Mozilla is looking to move into the mobile operating system market, if the company's new Boot to Gecko project is anything to go by.
Aside from being (typically) bizarrely named, Mozilla's Boot to Gecko project (B2G) is an attempt to develop an OS with standards-based web technologies for smartphones and other mobile devices.
The browser creator wants to build a non-proprietary OS; an operating system that isn't locked to any specific mobile device.
"Mozilla believes that the web can displace proprietary, single-vendor stacks for application development," notes Mozilla's Andreas Gal.
"To make open web technologies a better basis for future applications on mobile and desktop alike, we need to keep pushing the envelope of the web to include - and in places exceed - the capabilities of the competing stacks in question.
"We want to… find the gaps that keep web developers from being able to build apps that are - in every way - the equals of native apps built for the iPhone, Android, and WP7."
Mozilla's Boot to Gecko (opens in new tab) has one simple aim: "to pursue the goal of building a complete, standalone operating system for the open web."
Mozilla will publish B2G's source code as it is developed, in a typically open source move from the Firefox developer.
Mozilla's plan is to take code from the lower levels of Google's Android OS and then to build a custom user interface and application stack based around Firefox's HTML rendering engine, Gecko.
It's early days for the project and the details are, as yet, a bit fuzzy, but stay tuned to hear a lot more from Mozilla about Boot to Gecko and its laudable intentions in the coming months.

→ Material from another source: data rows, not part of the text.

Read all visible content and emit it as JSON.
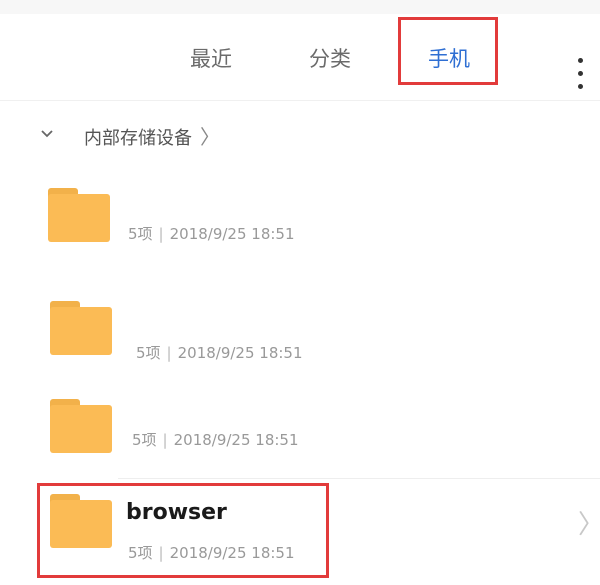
{
  "tabs": [
    {
      "label": "最近"
    },
    {
      "label": "分类"
    },
    {
      "label": "手机",
      "selected": true
    }
  ],
  "accent_color": "#2f6fd3",
  "highlight_color": "#e23b3b",
  "breadcrumb": {
    "label": "内部存储设备",
    "arrow": "〉"
  },
  "folders": [
    {
      "name": "",
      "count": "5项",
      "date": "2018/9/25 18:51"
    },
    {
      "name": "",
      "count": "5项",
      "date": "2018/9/25 18:51"
    },
    {
      "name": "",
      "count": "5项",
      "date": "2018/9/25 18:51"
    },
    {
      "name": "browser",
      "count": "5项",
      "date": "2018/9/25 18:51"
    }
  ],
  "separator": "|",
  "row_arrow": "〉"
}
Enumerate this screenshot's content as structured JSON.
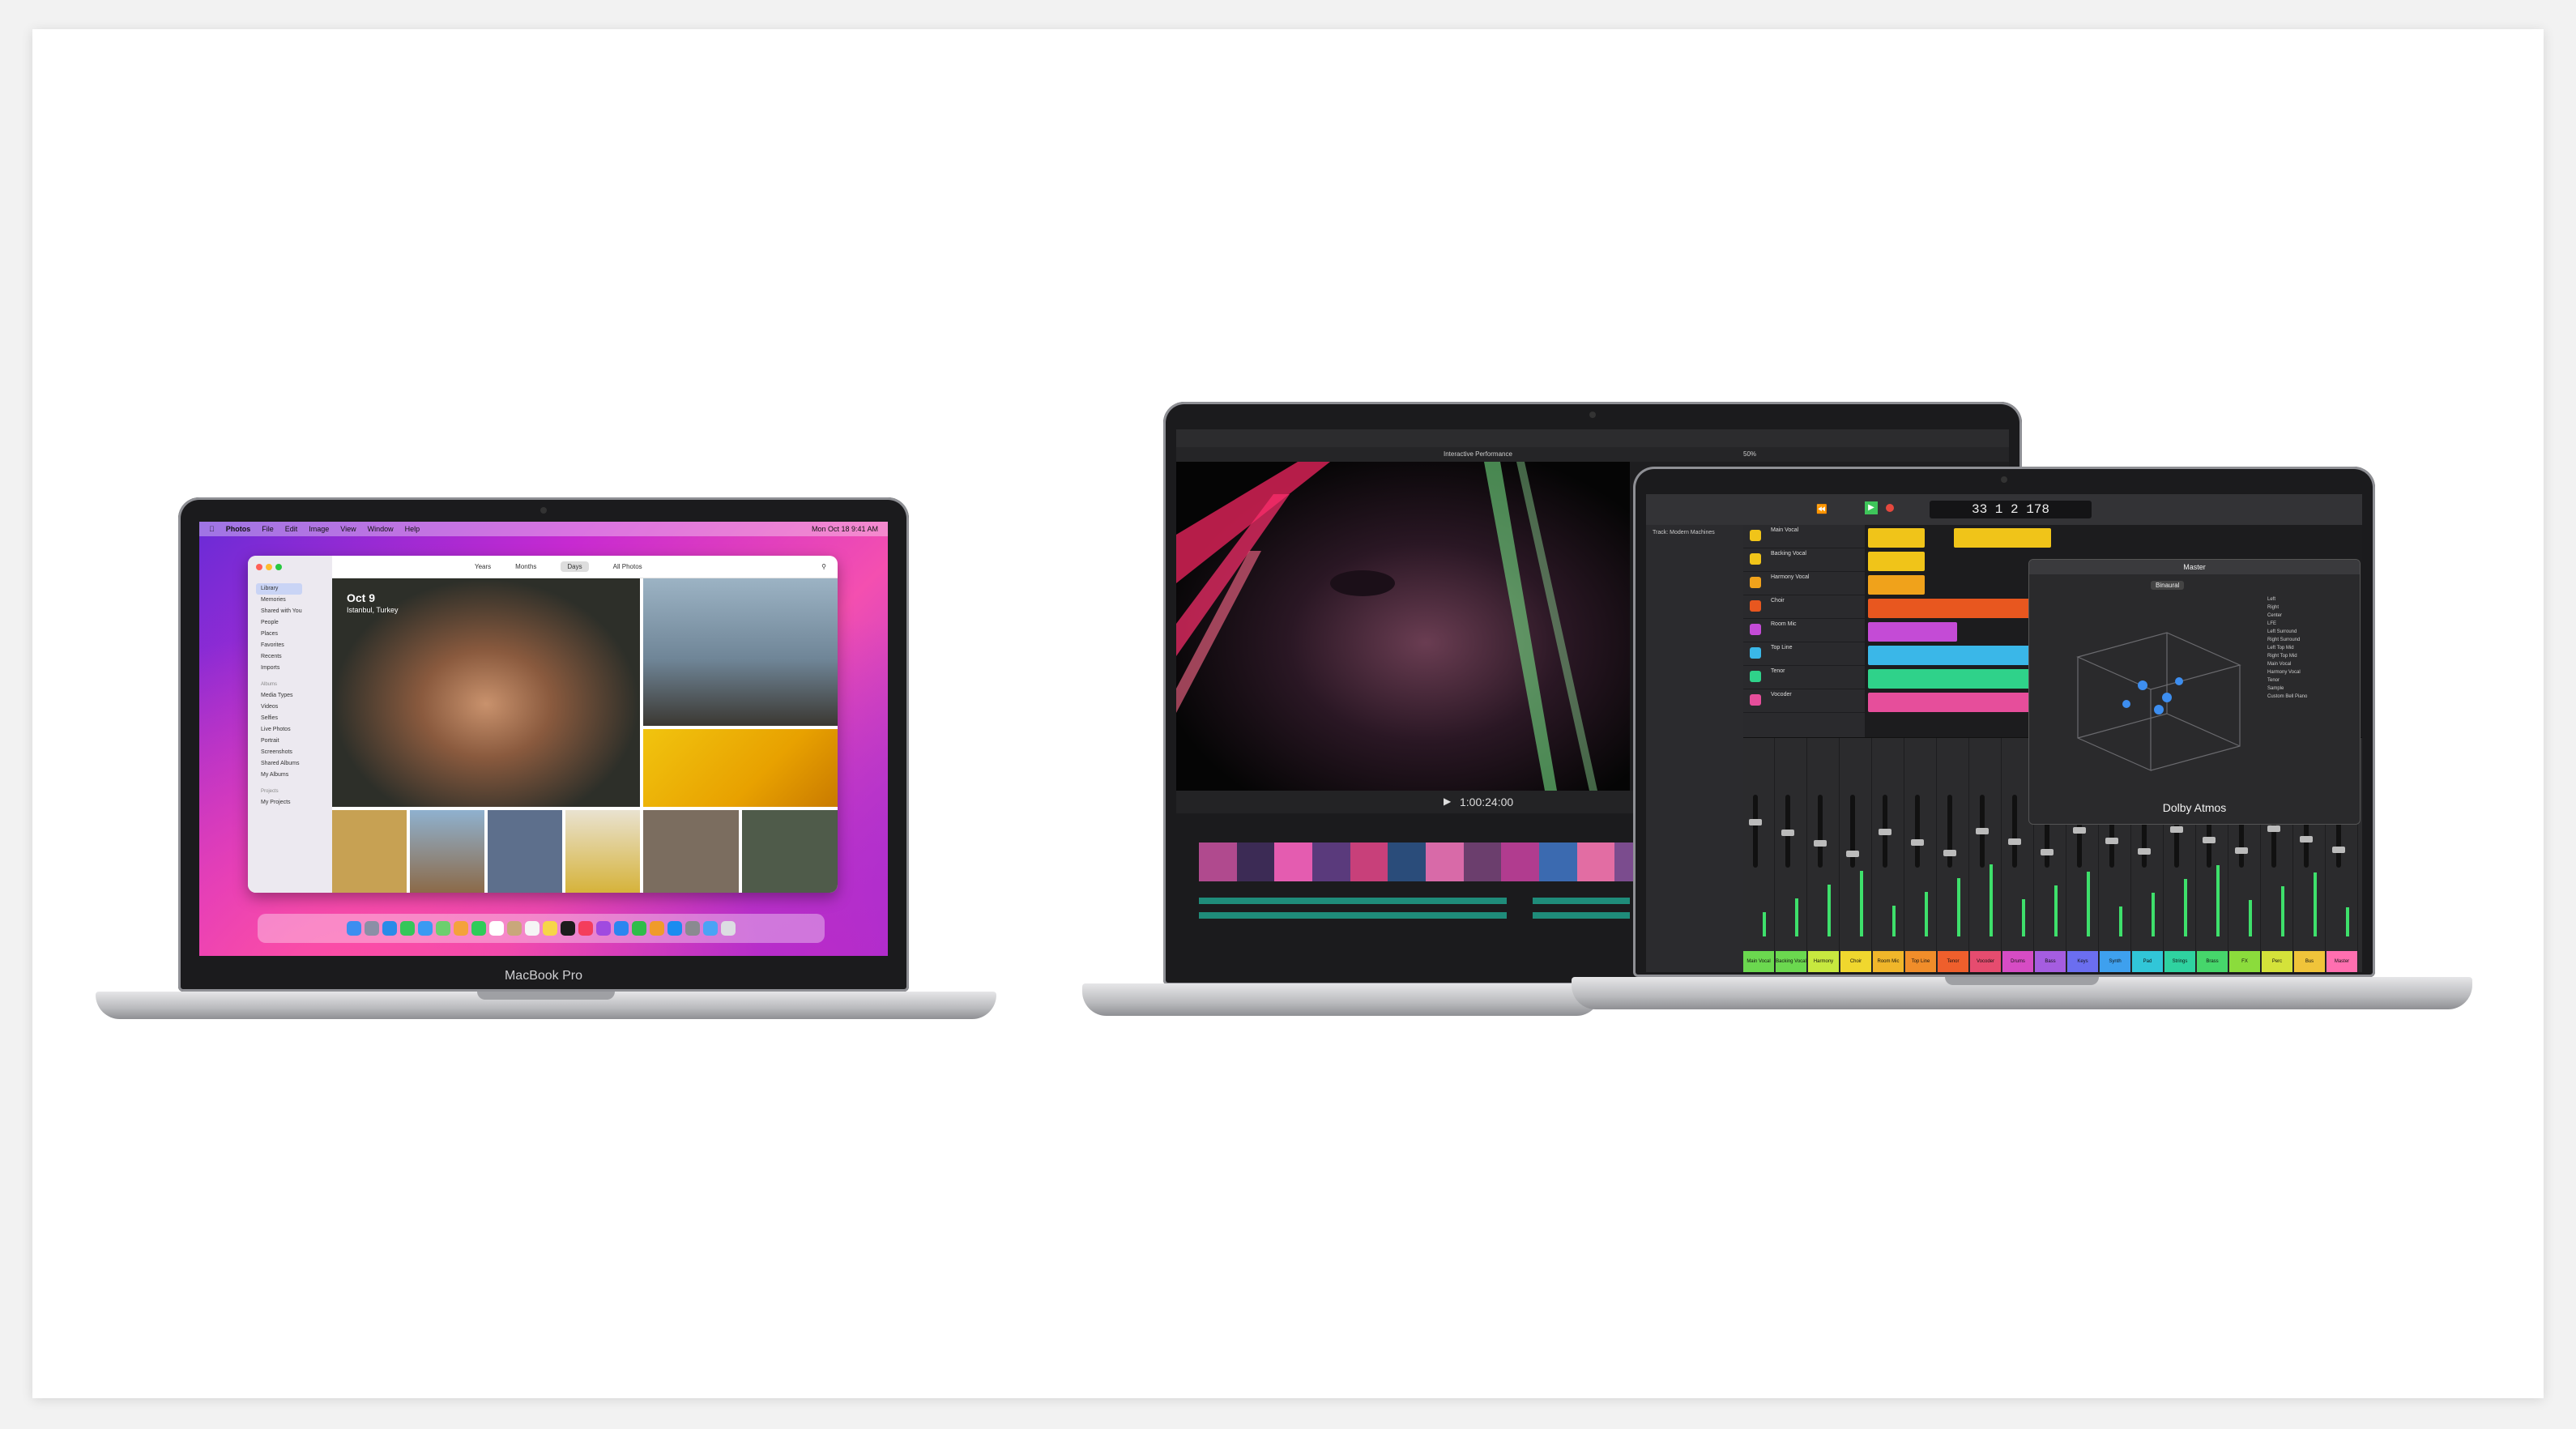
{
  "small_laptop": {
    "base_label": "MacBook Pro",
    "menubar": {
      "app": "Photos",
      "items": [
        "File",
        "Edit",
        "Image",
        "View",
        "Window",
        "Help"
      ],
      "clock": "Mon Oct 18  9:41 AM"
    },
    "photos": {
      "tabs": [
        "Years",
        "Months",
        "Days",
        "All Photos"
      ],
      "active_tab": "Days",
      "sidebar": [
        "Library",
        "Memories",
        "Shared with You",
        "People",
        "Places",
        "Favorites",
        "Recents",
        "Imports"
      ],
      "sidebar_section": "Albums",
      "sidebar_more": [
        "Media Types",
        "Videos",
        "Selfies",
        "Live Photos",
        "Portrait",
        "Screenshots",
        "Shared Albums",
        "My Albums"
      ],
      "sidebar_projects": "Projects",
      "sidebar_projects_item": "My Projects",
      "date": "Oct 9",
      "location": "Istanbul, Turkey"
    }
  },
  "large_laptop": {
    "app_bar_title": "Interactive Performance",
    "timecode": "1:00:24:00",
    "zoom": "50%"
  },
  "front_laptop": {
    "lcd": "33  1  2 178",
    "track_header": "Track: Modern Machines",
    "tracks": [
      "Main Vocal",
      "Backing Vocal",
      "Harmony Vocal",
      "Choir",
      "Room Mic",
      "Top Line",
      "Tenor",
      "Vocoder"
    ],
    "panel_title": "Master",
    "panel_mode": "Binaural",
    "panel_label": "Dolby Atmos",
    "channel_list": [
      "Left",
      "Right",
      "Center",
      "LFE",
      "Left Surround",
      "Right Surround",
      "Left Top Mid",
      "Right Top Mid",
      "Main Vocal",
      "Harmony Vocal",
      "Tenor",
      "Sample",
      "Custom Bell Piano"
    ],
    "mixer_tags": [
      "Main Vocal",
      "Backing Vocal",
      "Harmony Vocal",
      "Choir",
      "Room Mic",
      "Top Line",
      "Tenor",
      "Vocoder",
      "Drums",
      "Bass",
      "Keys",
      "Synth",
      "Pad",
      "Strings",
      "Brass",
      "FX",
      "Perc",
      "Bus",
      "Master"
    ]
  },
  "colors": {
    "tracks": [
      "#f0c419",
      "#f0c419",
      "#f0a21b",
      "#e8571f",
      "#c44bd6",
      "#3ab7e8",
      "#2fd28a",
      "#e64e9b"
    ],
    "mixer": [
      "#6bd84f",
      "#6bd84f",
      "#c7e83f",
      "#f0d72e",
      "#f0b62a",
      "#f08d2a",
      "#ef5f2c",
      "#e64c6f",
      "#d64cc4",
      "#a55de0",
      "#6b6ef0",
      "#3ea0ee",
      "#31c6d8",
      "#2fd2a0",
      "#46d66b",
      "#8bdc3c",
      "#d4e23a",
      "#f0c43a",
      "#ff6fb0"
    ]
  }
}
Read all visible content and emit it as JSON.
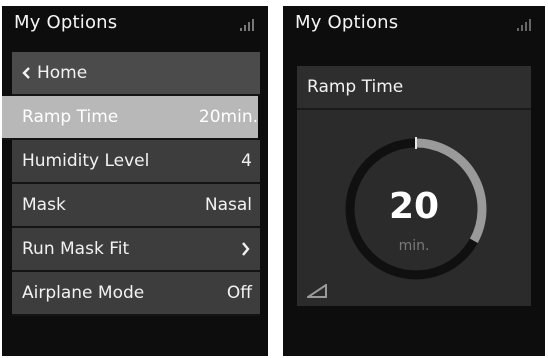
{
  "left_screen": {
    "title": "My Options",
    "status_icon": "signal-icon",
    "home": {
      "label": "Home",
      "icon": "chevron-left-icon"
    },
    "items": [
      {
        "label": "Ramp Time",
        "value": "20min.",
        "selected": true
      },
      {
        "label": "Humidity Level",
        "value": "4"
      },
      {
        "label": "Mask",
        "value": "Nasal"
      },
      {
        "label": "Run Mask Fit",
        "value": "",
        "icon": "chevron-right-icon"
      },
      {
        "label": "Airplane Mode",
        "value": "Off"
      }
    ]
  },
  "right_screen": {
    "title": "My Options",
    "status_icon": "signal-icon",
    "panel_title": "Ramp Time",
    "dial": {
      "value": "20",
      "unit": "min.",
      "level_fraction": 0.33
    },
    "footer_icon": "ramp-icon"
  },
  "colors": {
    "background": "#0d0d0d",
    "menu_item": "#3d3d3d",
    "selected_item": "#b8b8b8",
    "dial_track": "#101010",
    "dial_fill": "#9a9a9a"
  }
}
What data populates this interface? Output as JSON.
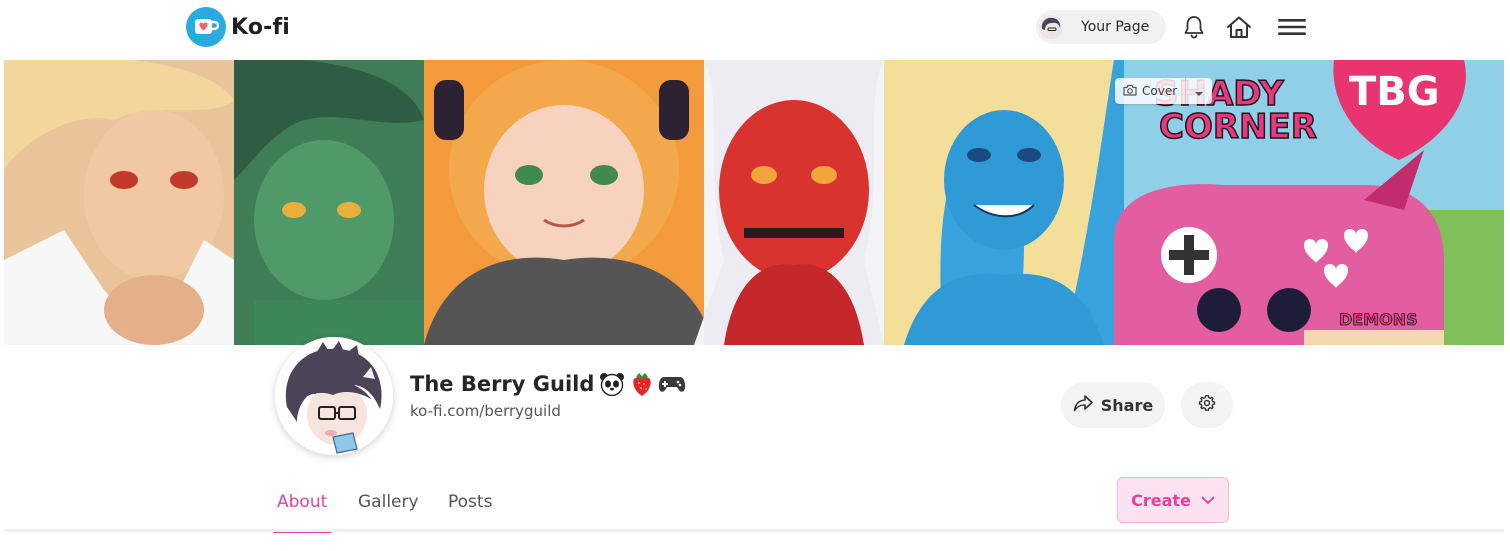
{
  "nav": {
    "brand": "Ko-fi",
    "your_page_label": "Your Page",
    "icons": [
      "kofi-cup-icon",
      "bell-icon",
      "home-icon",
      "menu-icon"
    ]
  },
  "cover": {
    "button_label": "Cover",
    "icons": [
      "camera-icon",
      "caret-down-icon"
    ],
    "art_text_1": "SHADY",
    "art_text_2": "CORNER",
    "art_text_3": "TBG",
    "art_text_4": "DEMONS"
  },
  "profile": {
    "name": "The Berry Guild",
    "emojis": [
      "panda-emoji",
      "strawberry-emoji",
      "gamepad-emoji"
    ],
    "url": "ko-fi.com/berryguild",
    "share_label": "Share",
    "icons": [
      "share-icon",
      "gear-icon"
    ]
  },
  "tabs": {
    "items": [
      {
        "label": "About",
        "active": true
      },
      {
        "label": "Gallery",
        "active": false
      },
      {
        "label": "Posts",
        "active": false
      }
    ],
    "create_label": "Create"
  },
  "colors": {
    "accent": "#e8409a",
    "brand_blue": "#29abe0",
    "create_bg": "#fde3f1"
  }
}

Via Arstechnica and Mozilla development platform mailing list (groups.google.com)